The report shows a decrease in death rates for 11 of the 19 most common cancers among men, and for 14 of the 20 most common cancers among women, over the most recent period (2014-2018).
Declines in deaths from lung cancer and melanoma led the overall decrease, reflecting falling rates of cigarette smoking and a substantial increase in survival for metastatic melanoma due to improved treatments, the report said.
However, the report said declining trends either slowed or disappeared for other common cancers, including prostate, colorectal and breast cancers.
Death rates increased for cancers in the brain and elsewhere in the nervous system and pancreas for both sexes, as well as oral cavity and pharynx in males, and liver and uterus in females, the report said.
An analysis of long-term trends in the report also shows overall cancer death rate declines accelerating for both males and females from 2001 to 2018, the report added.
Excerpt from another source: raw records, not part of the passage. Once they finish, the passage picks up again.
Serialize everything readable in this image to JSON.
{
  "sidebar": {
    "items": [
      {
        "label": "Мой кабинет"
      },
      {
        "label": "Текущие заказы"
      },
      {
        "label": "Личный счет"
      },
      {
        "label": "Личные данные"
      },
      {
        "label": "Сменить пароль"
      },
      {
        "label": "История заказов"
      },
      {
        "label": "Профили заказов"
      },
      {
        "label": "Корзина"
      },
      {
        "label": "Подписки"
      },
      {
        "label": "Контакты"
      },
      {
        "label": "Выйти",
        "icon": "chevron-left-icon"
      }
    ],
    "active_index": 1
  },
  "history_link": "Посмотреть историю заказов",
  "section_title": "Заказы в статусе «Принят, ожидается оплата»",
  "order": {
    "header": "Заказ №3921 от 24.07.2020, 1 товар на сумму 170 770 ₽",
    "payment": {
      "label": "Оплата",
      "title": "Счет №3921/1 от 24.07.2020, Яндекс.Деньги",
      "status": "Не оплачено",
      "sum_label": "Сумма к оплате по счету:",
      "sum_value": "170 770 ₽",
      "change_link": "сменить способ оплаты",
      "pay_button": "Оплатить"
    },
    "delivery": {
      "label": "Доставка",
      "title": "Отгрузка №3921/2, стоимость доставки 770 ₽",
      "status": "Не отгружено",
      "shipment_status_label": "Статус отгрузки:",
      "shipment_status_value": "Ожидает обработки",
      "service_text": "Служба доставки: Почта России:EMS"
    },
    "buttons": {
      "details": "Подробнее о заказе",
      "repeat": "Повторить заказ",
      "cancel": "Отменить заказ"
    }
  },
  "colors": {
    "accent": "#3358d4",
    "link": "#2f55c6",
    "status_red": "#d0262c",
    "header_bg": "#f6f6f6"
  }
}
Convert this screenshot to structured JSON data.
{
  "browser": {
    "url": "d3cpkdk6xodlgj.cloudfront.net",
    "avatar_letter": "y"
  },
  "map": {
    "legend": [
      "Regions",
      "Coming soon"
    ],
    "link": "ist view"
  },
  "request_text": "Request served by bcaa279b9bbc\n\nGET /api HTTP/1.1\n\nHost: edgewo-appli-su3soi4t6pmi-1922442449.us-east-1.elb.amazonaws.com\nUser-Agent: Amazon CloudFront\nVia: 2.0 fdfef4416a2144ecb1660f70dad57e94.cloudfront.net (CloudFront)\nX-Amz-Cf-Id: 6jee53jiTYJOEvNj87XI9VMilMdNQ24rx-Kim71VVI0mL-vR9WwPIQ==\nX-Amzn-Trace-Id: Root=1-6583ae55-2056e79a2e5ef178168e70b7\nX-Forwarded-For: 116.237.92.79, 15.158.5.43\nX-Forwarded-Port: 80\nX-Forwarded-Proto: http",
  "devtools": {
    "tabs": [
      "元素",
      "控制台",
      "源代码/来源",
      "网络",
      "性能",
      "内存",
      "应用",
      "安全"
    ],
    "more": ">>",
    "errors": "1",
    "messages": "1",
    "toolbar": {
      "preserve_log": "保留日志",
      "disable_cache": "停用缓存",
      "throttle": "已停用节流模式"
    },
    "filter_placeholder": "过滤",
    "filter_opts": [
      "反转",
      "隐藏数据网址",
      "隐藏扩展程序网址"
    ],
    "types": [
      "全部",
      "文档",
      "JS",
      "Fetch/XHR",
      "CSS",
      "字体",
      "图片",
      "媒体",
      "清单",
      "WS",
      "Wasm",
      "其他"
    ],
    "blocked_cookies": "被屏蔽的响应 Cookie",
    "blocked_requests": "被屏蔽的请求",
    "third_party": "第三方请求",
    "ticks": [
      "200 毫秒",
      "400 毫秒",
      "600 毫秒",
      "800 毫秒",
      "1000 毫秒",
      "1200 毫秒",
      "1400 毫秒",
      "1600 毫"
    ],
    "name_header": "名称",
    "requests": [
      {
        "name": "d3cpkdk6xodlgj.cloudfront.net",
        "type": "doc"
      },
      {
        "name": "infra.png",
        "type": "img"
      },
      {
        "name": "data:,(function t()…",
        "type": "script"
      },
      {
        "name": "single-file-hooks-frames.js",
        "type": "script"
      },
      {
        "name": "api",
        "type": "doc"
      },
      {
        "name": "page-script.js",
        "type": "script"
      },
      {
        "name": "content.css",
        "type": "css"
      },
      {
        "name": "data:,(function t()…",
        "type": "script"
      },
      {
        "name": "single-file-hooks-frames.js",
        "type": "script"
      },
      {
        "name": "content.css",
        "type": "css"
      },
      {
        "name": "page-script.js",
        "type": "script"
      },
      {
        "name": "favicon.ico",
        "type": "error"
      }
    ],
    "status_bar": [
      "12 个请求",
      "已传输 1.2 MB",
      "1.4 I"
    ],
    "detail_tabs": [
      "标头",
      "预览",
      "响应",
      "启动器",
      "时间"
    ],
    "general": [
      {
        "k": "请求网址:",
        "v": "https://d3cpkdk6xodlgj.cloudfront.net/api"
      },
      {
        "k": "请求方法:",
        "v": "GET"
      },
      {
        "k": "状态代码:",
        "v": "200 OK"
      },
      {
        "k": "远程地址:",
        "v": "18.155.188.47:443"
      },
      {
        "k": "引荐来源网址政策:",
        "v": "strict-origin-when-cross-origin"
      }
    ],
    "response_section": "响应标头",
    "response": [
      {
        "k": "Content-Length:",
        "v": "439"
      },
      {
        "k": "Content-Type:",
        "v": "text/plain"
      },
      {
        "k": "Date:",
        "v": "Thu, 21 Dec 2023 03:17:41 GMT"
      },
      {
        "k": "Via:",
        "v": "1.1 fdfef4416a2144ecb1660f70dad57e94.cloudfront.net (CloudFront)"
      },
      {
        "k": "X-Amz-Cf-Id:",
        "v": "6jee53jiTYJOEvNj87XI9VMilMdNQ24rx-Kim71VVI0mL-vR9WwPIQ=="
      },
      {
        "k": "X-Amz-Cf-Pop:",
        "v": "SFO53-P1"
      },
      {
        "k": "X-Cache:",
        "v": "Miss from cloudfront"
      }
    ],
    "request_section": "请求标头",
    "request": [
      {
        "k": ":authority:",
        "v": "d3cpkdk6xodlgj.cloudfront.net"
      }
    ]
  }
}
The annual report is a collaborative effort among the American Cancer Society (ACS); the Centers for Disease Control and Prevention (CDC); the National Cancer Institute (NCI), part of the National Institutes of Health; and the North American Association of Central Cancer Registries (NAACCR).